John Norris Bahcall (December 30, 1934 – August 17, 2005) was an American astrophysicist, best known for his contributions to the solar neutrino problem, the development of the Hubble Space Telescope and for his leadership and development of the Institute for Advanced Study in Princeton.

Early and family life

Bahcall was born into a Jewish family in Shreveport, Louisiana, and would later describe an early aspiration to become a Reform rabbi.[1] He did not take science classes at high school. He was high school state tennis champion and a national debate champion. Bahcall began his university studies at Louisiana State University as a philosophy student on a tennis scholarship, where he considered pursuing the rabbinate. He transferred to the University of California, Berkeley, still studying philosophy. He took his first physics class as a graduation requirement.

He was married to Princeton University astrophysics professor Neta Bahcall, whom he met as a graduate student at the Weizmann Institute in the 1960s. They had a daughter and two sons. He died in New York from a rare blood disorder.

Academic career

He graduated with an A.B. in Physics from Berkeley in 1956, obtained his M.S. in physics in 1957 from the University of Chicago and his Ph.D. in physics from Harvard in 1961. He became a research fellow in physics at Indiana University in 1960 and worked at the California Institute of Technology from 1962 to 1970, where he worked alongside Richard Feynman, Murray Gell-Mann, and William Fowler.

He was appointed professor at the Institute for Advanced Study in Princeton in 1971. He became a member of the National Academy of Science in 1976. He was president of the American Astronomical Society from 1990–92, and was president-elect of the American Physical Society at the date of his death.

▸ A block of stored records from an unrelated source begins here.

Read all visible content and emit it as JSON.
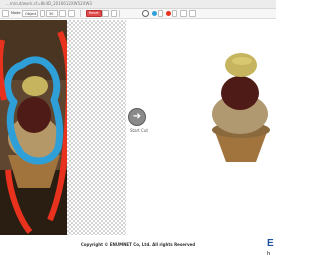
{
  "browser": {
    "url": "...m/cut/work.cf=8k4D_2016612XW52XW3"
  },
  "toolbar": {
    "mode_label": "Mode",
    "mode_value": "Object",
    "brush_value": "30",
    "reset_label": "Reset"
  },
  "editor": {
    "start_cut_label": "Start Cut"
  },
  "footer": {
    "copyright": "Copyright © ENUMNET Co, Ltd. All rights Reserved",
    "brand": "E",
    "brand_sub": "h"
  },
  "colors": {
    "foreground_marker": "#2f9fd8",
    "background_marker": "#e8321e",
    "reset_button": "#e14a4a"
  }
}
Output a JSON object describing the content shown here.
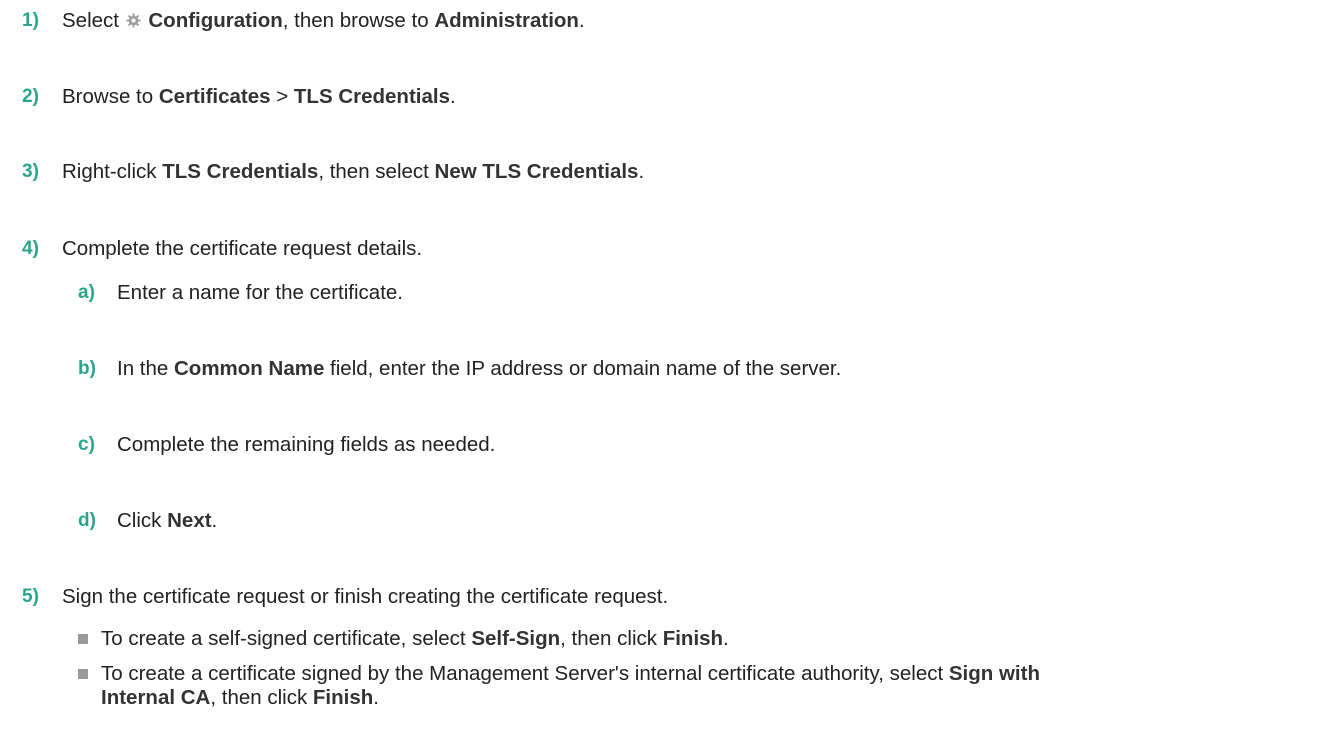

Bahcall is most notable and most renowned for his work in establishing the Standard Solar Model. He spent much of his life pursuing the solar neutrino problem with physical chemist Raymond Davis, Jr. Together, Davis and Bahcall collaborated on the Homestake Experiment, creating an underground detector for neutrinos in a South Dakota gold mine – essentially a very large tank filled with cleaning fluid. The flux of neutrinos found by the detector was 1/3 the amount theoretically predicted by Bahcall, a discrepancy that took over 30 years to resolve. The 2002 Nobel Prize in physics was awarded to Davis and Masatoshi Koshiba for their pioneering work in observing the neutrinos predicted from Bahcall's solar model, thereby vindicating Bahcall's prediction.

Bahcall's other contribution of great significance to astrophysics was the development and implementation of the Hubble Telescope, in collaboration with Lyman Spitzer, Jr., from the 1970s through to the period after the telescope was launched in 1990. In 1992, he received NASA's Distinguished Public Service Medal for this work.

He worked in many other areas. The standard model of a galaxy, with a massive black hole surrounded by stars, is known as the Bahcall-Wolf model. The Bahcall-Soneira model was for many years the standard model for the structure of the Milky Way. He also contributed to accurate astrophysical models of stellar interiors. Bahcall published over 600 scientific papers and five books in the field of astrophysics.


  • "I know all about neutrinos, and my friend here knows about everything else in astrophysics." — Bahcall's standard phrase on introducing himself and a colleague to a new acquaintance[citation needed]
  • "I feel like dancing I'm so happy." — when asked by a New York Times reporter how he felt about his solar neutrino theory being vindicated[4]


  1. ^ Avrahami, Avner. "Family affair / The Bahcalls", Haaretz, June 11, 2003. Accessed February 21, 2013. "History: John Bahcall, who is from a Jewish family, was born in Shreveport, Louisiana, in 1934.... John began his higher education at Louisiana State University ('I thought of becoming a Reform rabbi'), then went on to Berkeley to study physics and in 1971 began to teach and do research at Princeton University.... However, they attend a synagogue (Conservative stream) for reasons that can be described as sentimental-social."
  2. ^ "Book of Members, 1780-2010: Chapter B" (PDF). American Academy of Arts and Sciences. Retrieved 5 May 2011. 
  3. ^ "Comstock Prize in Physics". National Academy of Sciences. Retrieved 13 February 2011. 
  4. ^ "The Ghost Particle". Retrieved 2010-03-08. 

Further reading